chasing catIt’s 2 A.M., there’s a killer on the loose, and it’s up to me to catch him…

No, that’s not the opening line to my new thriller novel. That exact situation literally happened to me recently. Now, I really wish I could leave it at that and have you believe I’m some badass secret agent. But I feel obliged to reveal a couple other minor details about that night.

Namely, that Killer is the name of my aunt and uncle’s cat. And that the reason he was on the loose was because I had too much to drink and accidentally let him out of the house.

Sigh. When I put it like that, my James Bond-esqueness goes down the toilet, eh?

It had all started several Molson Canadians earlier at my cousin Catherine’s wedding in the agricultural community of Kintail, Ontario. True to her rural roots, Catherine held the reception in her parents’ barn. The poor sheep and cows got very little rest that night, as the entire community shook the 100-plus-year-old building with beer-fuelled foot stomping and good ol’ fashioned farmland frivolity.

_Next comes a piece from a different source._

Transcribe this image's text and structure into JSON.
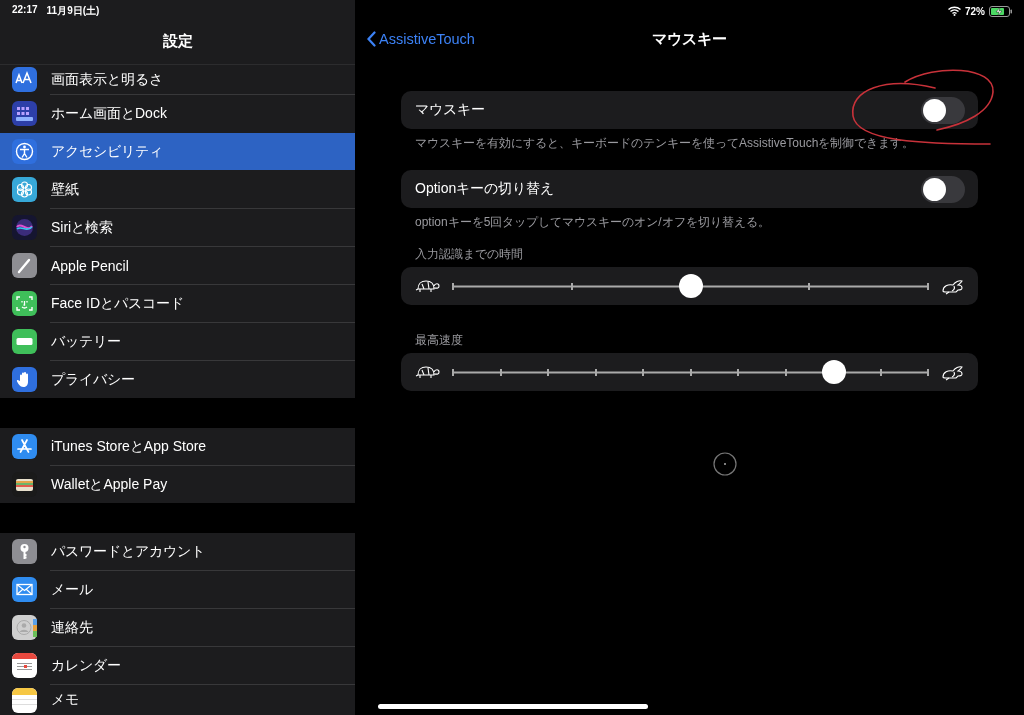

Ashley and I had packed a couple sleeping bags and our dancing shoes and made the two-hour drive to the festivities earlier that day with no clear idea on where we would be staying. I wasn’t worried. The area is peppered with members of my extended family, and I’m no stranger to Huron County hospitality.  I knew we’d find a couch, cabin or corner to curl up in without too much trouble.

Sure enough, within the first hour of arriving, my cousin Mike told us that his parents were staying at their cabin, so their house was available. We called dibs, and with the accommodations question out of the way, we proceeded to hootenanny the night away on the dance floor.

Toward the end of the evening, my Uncle Shawn (Mike’s dad) got to chatting with me and Ashley. “So where are you guys staying?” he bellowed as Tim McGraw blared in the background.

“Uhhh…” I replied. “Your place?”

“Oh good!” Shawn said, completely unaware—and unfazed—that he had folks staying at his house. “Well, make yourself at home!”

Good ol’ country living.

My brother dropped us off at Shawn and Laurie’s later that night. My feet hurt, my head was spinning and the only thing I wanted to do was crawl into bed. The cat, Killer, had other ideas.

Opening the door, the stupid animal bolted outside. Having grown up in the country, I wasn’t too stressed about a cat spending a beautiful summer’s night outdoors. My city-slicking girlfriend felt otherwise. “You have to catch him,” she insisted.

And that’s how I found myself chasing a cat at two in the morning. Of course, whenever I got within reaching distance of Killer, he’d bolt. I kept this nonsense up for the better part of an hour—unable to catch the cat, unable to convince Ashley that the friggin’ thing was fine and that we should go to bed.

My night ended with me in my suit pants and dress shirt crawling under a pine tree in the front yard, using my cell phone as a flashlight and calling out “Here, Killer! Come on, Killer!”

Covered in dirt and spider webs, I conceded defeat and went to bed, assuring Ashley that our feline fugitive would be all right.

And was he? Well, I’ll let a true Canadian musical icon answer that question:

Why community matters

Simple(ton) Living by Josh MartinThere’s a good reason why “Lean on your team” is the first lesson in my free ebook, Going on a Bear Hunt: Five things cancer taught me about overcoming obstacles. Whether it’s a spare bed, a listening ear or an extra pair of hands to help me move, I’ve been fortunate to be part of an amazing community of friends and family growing up. Having a supportive and caring community is incredibly important.

Researchers infinitely more qualified than me agree. In fact, studies show that having a real sense of community can literally make you live longer. Longevity expert Dan Buettner led a team of researchers in search of the communities around the world that enjoy the longest, healthiest lives. These healthy hotspots have several things in common, including—yup—strong community bonds. Check out Dan’s TED talk, How to live to be 100+, to learn more.

Finally, we’re social animals. Having community adds joy and fun to our lives. To quote George Clooney’s character in Up in the Air: “life’s better with company.”

But community bonds can be tough to form these days. Individualism is a hallmark of modern Western society. Meanwhile, our car culture insulates us from the world around us as we go whizzing through neighbourhoods. And our hectic lives leave little room for meaningful socializing, favouring “likes” on Facebook to quality interactions.

As Ralph Waldo Emerson put it, “Friendship should be surrounded with ceremonies and respects, and not crushed into corners. Friendship requires more time than poor busy men can usually command.”

Community matters. Seek it out. Nurture it. That might mean making a habit of inviting friends over for a weekly games night. Or joining a rec hockey league or a Dungeons & Dragons club. Or even something as simple as making an effort to smile and wave hello to your neighbours.

Because, hey, we’re all in this together.

Like these stories? You’ll find a whole whack of them — more than 50 in fact — in my book Simple(ton) Living: Lessons in balance from life’s absurd moments.